AIM OF THE EXERCISE:
Look through the records below, and copy out every line that holds the string "this".

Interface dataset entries
---

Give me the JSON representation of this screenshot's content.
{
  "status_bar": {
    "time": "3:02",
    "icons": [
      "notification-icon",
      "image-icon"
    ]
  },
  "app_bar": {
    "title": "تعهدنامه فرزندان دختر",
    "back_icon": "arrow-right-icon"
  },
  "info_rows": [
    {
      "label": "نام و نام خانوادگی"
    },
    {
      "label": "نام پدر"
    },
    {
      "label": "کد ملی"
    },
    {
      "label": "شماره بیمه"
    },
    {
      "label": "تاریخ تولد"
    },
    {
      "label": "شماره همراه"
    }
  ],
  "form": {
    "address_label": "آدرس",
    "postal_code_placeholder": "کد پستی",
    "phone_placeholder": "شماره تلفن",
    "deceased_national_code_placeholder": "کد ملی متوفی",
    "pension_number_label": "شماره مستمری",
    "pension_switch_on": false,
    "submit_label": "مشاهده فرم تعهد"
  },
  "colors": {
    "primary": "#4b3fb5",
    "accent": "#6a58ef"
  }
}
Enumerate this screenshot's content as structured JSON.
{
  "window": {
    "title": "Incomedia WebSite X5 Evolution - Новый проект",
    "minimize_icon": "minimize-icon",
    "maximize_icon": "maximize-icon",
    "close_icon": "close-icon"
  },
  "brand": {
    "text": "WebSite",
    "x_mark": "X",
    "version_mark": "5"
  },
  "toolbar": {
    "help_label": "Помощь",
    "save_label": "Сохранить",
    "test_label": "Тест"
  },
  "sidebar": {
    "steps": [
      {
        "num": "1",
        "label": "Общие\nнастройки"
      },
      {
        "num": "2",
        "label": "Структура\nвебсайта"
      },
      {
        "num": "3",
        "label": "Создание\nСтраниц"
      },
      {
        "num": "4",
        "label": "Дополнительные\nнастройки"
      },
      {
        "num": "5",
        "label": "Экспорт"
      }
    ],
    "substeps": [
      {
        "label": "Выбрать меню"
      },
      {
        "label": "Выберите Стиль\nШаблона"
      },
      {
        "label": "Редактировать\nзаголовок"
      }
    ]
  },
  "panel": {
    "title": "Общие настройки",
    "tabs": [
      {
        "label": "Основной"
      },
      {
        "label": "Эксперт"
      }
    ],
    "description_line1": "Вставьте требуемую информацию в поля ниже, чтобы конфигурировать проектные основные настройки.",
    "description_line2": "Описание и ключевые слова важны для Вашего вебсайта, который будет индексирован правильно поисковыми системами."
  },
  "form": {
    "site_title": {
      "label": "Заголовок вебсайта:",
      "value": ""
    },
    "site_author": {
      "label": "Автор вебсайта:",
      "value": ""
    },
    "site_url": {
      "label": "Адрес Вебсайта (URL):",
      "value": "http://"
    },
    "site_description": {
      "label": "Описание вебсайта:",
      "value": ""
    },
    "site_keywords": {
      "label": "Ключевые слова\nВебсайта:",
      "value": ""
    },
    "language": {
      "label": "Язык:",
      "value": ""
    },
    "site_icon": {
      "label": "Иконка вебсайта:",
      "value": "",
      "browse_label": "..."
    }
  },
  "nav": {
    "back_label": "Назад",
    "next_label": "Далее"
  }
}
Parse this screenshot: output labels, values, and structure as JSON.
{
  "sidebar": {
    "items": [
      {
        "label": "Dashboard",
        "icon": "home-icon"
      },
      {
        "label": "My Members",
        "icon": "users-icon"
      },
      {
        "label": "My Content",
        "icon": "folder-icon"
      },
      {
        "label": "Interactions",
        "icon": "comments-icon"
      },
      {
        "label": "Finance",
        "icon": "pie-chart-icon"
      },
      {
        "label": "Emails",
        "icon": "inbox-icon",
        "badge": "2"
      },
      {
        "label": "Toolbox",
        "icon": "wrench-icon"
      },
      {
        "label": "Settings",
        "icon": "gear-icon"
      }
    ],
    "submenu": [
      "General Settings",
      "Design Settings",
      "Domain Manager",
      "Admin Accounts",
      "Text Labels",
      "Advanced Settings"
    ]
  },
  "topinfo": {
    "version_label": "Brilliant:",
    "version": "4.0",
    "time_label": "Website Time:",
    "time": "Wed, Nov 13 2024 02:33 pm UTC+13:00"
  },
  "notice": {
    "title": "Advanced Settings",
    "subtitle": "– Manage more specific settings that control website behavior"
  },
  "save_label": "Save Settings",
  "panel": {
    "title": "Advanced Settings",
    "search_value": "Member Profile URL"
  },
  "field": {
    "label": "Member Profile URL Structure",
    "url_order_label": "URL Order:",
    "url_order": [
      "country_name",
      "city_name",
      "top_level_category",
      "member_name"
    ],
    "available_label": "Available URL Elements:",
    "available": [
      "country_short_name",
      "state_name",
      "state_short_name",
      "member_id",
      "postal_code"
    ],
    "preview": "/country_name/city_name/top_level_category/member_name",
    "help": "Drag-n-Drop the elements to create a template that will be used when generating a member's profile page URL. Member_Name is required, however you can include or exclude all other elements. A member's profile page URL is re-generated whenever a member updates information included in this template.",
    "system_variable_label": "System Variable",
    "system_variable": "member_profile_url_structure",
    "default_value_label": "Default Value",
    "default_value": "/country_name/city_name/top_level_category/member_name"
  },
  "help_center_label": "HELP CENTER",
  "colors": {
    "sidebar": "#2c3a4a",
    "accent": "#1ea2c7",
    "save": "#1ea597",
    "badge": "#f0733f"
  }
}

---

TASK SOLUTION:
Give me the JSON representation of this screenshot's content.
Enumerate this screenshot's content as structured JSON.
Parse this screenshot: output labels, values, and structure as JSON.
    "help": "Drag-n-Drop the elements to create a template that will be used when generating a member's profile page URL. Member_Name is required, however you can include or exclude all other elements. A member's profile page URL is re-generated whenever a member updates information included in this template.",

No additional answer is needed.